Fundamentally, this role interviews best in interviews where people know what high quality expertise looks like and allows them to just talk. Like can identify like very rapidly in most cases. Which means, quite honestly, that if you don’t have a good artistic sense and aesthetic for what high quality engineering truly looks like, you will be unable to hire for this role effectively, regardless of your process. If you fail to hire for this role, consider that a strong indicator, and take the opportunity to reflect on the implications of that.

Candidly, you should worry less than you think you need to about having an “objective” interview process. This person will have to lead without authority, institute company wide change, and is going to be hired into the most difficult role to succeed in outside of senior leadership. “The Vibes feel good; I would trust this person to tell me very uncomfortable things about stuff I am personally proud of” is absolutely something to aim for over most everything else. However, the full implications of this are not always obvious. For example, you will need to be very painfully aware that if you don’t have diversity in senior leadership, hiring someone who is not a white male will likely not turn out well. The exceptions to this, in my opinion, prove the rule; I have personally been both the exception and the rule, here. Many companies will be uncomfortable with this; which is one reason why this role is so prone to failure.

This role is truly a Sociotechnical Engineer, in every sense of the term; they will expose the weaknesses of your company in ways you are not prepared for, and they will challenge the status quo in ways that are painful.
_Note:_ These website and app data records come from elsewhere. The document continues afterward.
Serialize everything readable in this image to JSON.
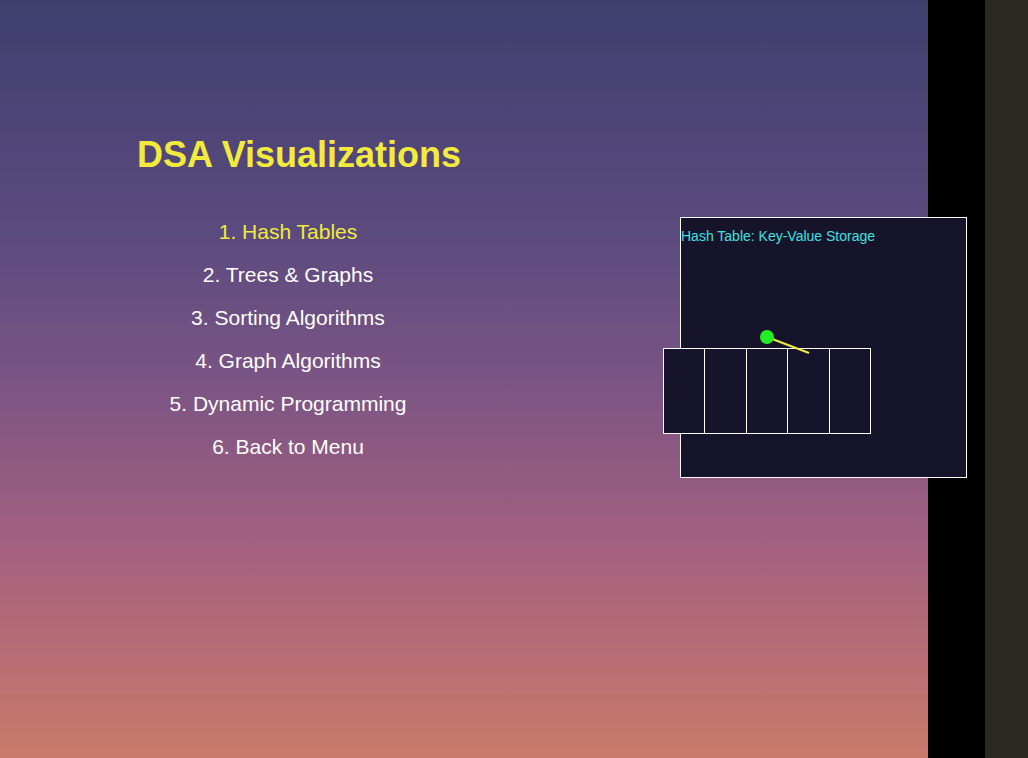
{
  "title": "DSA Visualizations",
  "menu": [
    {
      "label": "1. Hash Tables",
      "selected": true
    },
    {
      "label": "2. Trees & Graphs",
      "selected": false
    },
    {
      "label": "3. Sorting Algorithms",
      "selected": false
    },
    {
      "label": "4. Graph Algorithms",
      "selected": false
    },
    {
      "label": "5. Dynamic Programming",
      "selected": false
    },
    {
      "label": "6. Back to Menu",
      "selected": false
    }
  ],
  "preview": {
    "title": "Hash Table: Key-Value Storage",
    "buckets": [
      {
        "occupied": false
      },
      {
        "occupied": false
      },
      {
        "occupied": false
      },
      {
        "occupied": false
      },
      {
        "occupied": false
      }
    ]
  }
}
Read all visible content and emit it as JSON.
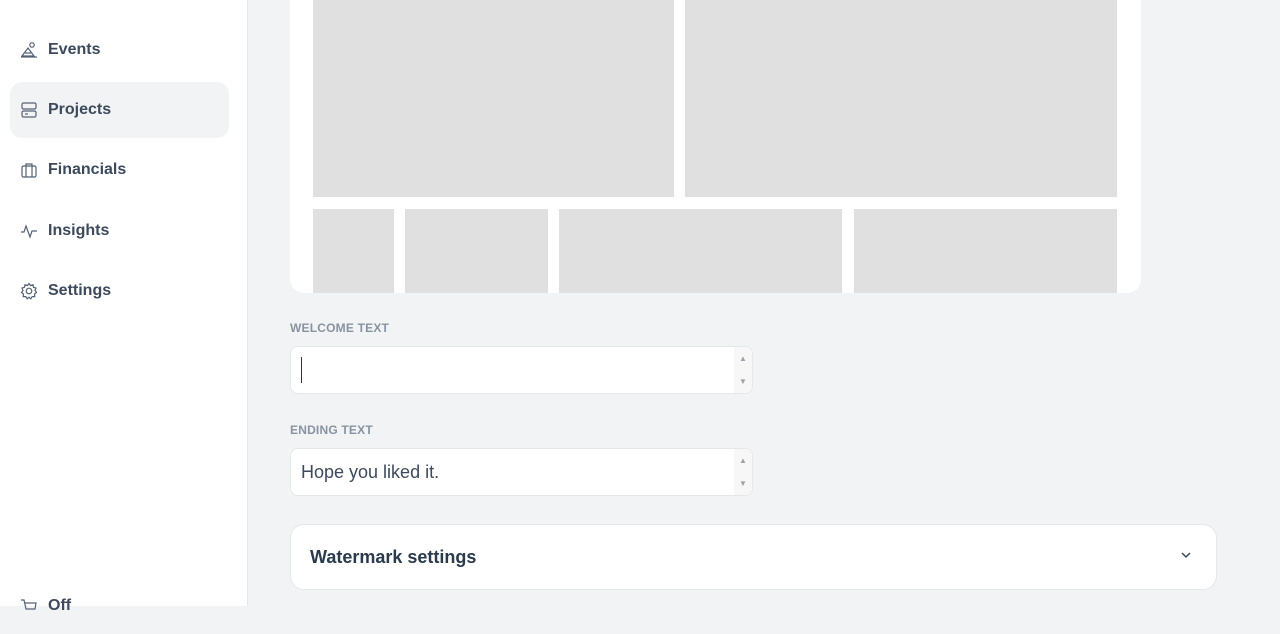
{
  "sidebar": {
    "items": [
      {
        "label": "Events",
        "icon": "events-icon",
        "active": false
      },
      {
        "label": "Projects",
        "icon": "projects-icon",
        "active": true
      },
      {
        "label": "Financials",
        "icon": "financials-icon",
        "active": false
      },
      {
        "label": "Insights",
        "icon": "insights-icon",
        "active": false
      },
      {
        "label": "Settings",
        "icon": "gear-icon",
        "active": false
      },
      {
        "label": "Off",
        "icon": "cart-icon",
        "active": false
      }
    ]
  },
  "form": {
    "welcome_label": "WELCOME TEXT",
    "welcome_value": "",
    "ending_label": "ENDING TEXT",
    "ending_value": "Hope you liked it.",
    "watermark_title": "Watermark settings"
  },
  "colors": {
    "sidebar_bg": "#ffffff",
    "page_bg": "#f2f3f5",
    "placeholder": "#e0e0e0",
    "text": "#2b3a4c"
  }
}
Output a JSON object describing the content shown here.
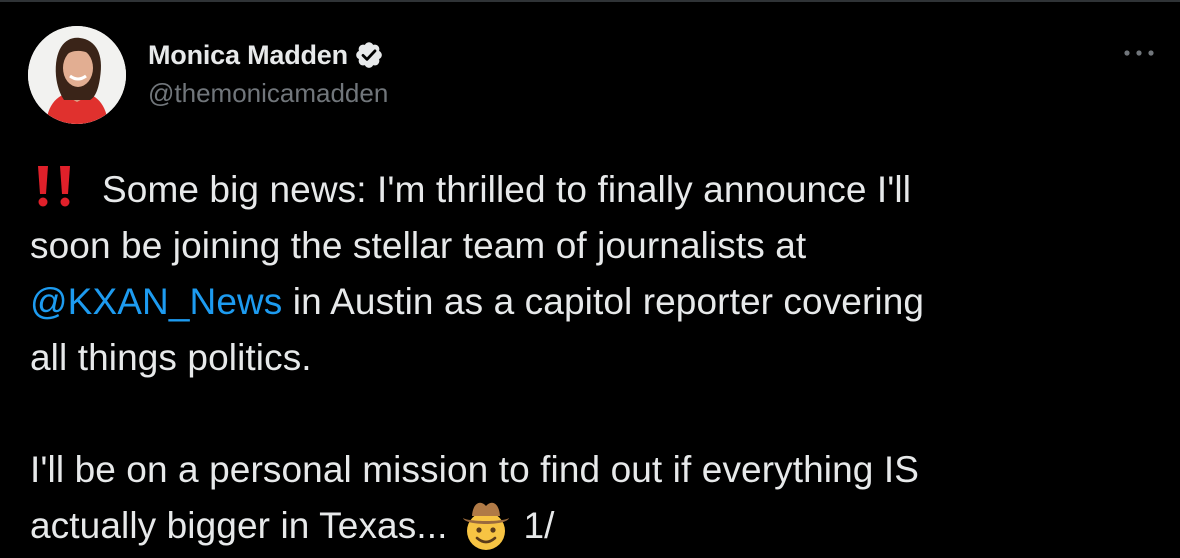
{
  "user": {
    "display_name": "Monica Madden",
    "handle": "@themonicamadden",
    "verified": true,
    "avatar_icon": "profile-photo"
  },
  "menu_icon": "more-options-icon",
  "tweet": {
    "line1_text": "Some big news: I'm thrilled to finally announce I'll",
    "line1_icon": "double-exclamation-emoji",
    "line2": "soon be joining the stellar team of journalists at",
    "mention": "@KXAN_News",
    "line3_rest": " in Austin as a capitol reporter covering",
    "line4": "all things politics.",
    "line5": "I'll be on a personal mission to find out if everything IS",
    "line6_text": "actually bigger in Texas...",
    "line6_icon": "cowboy-hat-face-emoji",
    "line6_suffix": "1/"
  },
  "colors": {
    "background": "#000000",
    "text": "#e7e9ea",
    "secondary": "#71767b",
    "link": "#1d9bf0",
    "verified": "#e7e9ea",
    "emoji_red": "#e0202a"
  }
}
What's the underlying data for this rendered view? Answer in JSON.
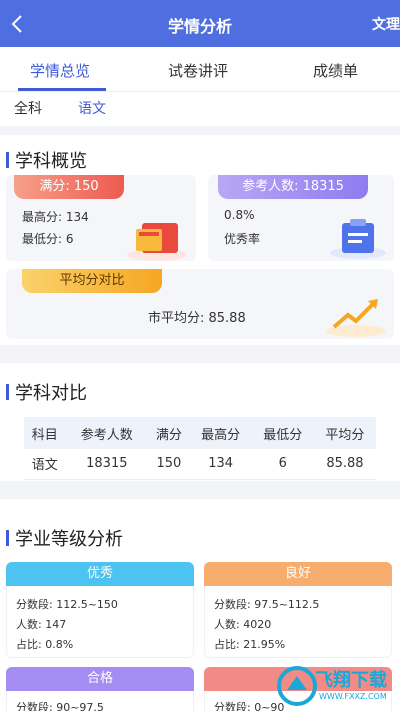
{
  "header": {
    "title": "学情分析",
    "right_label": "文理"
  },
  "tabs": [
    {
      "label": "学情总览",
      "active": true
    },
    {
      "label": "试卷讲评",
      "active": false
    },
    {
      "label": "成绩单",
      "active": false
    }
  ],
  "subjects": [
    {
      "label": "全科",
      "active": false
    },
    {
      "label": "语文",
      "active": true
    }
  ],
  "overview": {
    "title": "学科概览",
    "full_score_pill": "满分: 150",
    "max_score": "最高分: 134",
    "min_score": "最低分: 6",
    "participants_pill": "参考人数: 18315",
    "excellent_rate_value": "0.8%",
    "excellent_rate_label": "优秀率",
    "avg_pill": "平均分对比",
    "city_avg": "市平均分: 85.88"
  },
  "comparison": {
    "title": "学科对比",
    "headers": [
      "科目",
      "参考人数",
      "满分",
      "最高分",
      "最低分",
      "平均分"
    ],
    "rows": [
      [
        "语文",
        "18315",
        "150",
        "134",
        "6",
        "85.88"
      ]
    ]
  },
  "grades": {
    "title": "学业等级分析",
    "cards": [
      {
        "name": "优秀",
        "range": "分数段: 112.5~150",
        "count": "人数: 147",
        "ratio": "占比: 0.8%",
        "color": "#4cc3f0"
      },
      {
        "name": "良好",
        "range": "分数段: 97.5~112.5",
        "count": "人数: 4020",
        "ratio": "占比: 21.95%",
        "color": "#f7ad6d"
      },
      {
        "name": "合格",
        "range": "分数段: 90~97.5",
        "color": "#a58cf2"
      },
      {
        "name": "",
        "range": "分数段: 0~90",
        "color": "#f28b86"
      }
    ]
  },
  "watermark": {
    "text": "飞翔下载",
    "sub": "WWW.FXXZ.COM"
  },
  "colors": {
    "primary": "#4f6fe0",
    "accent": "#3e5bd8"
  }
}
Embrace it. Be prepared to grow as much, if not more, than they do.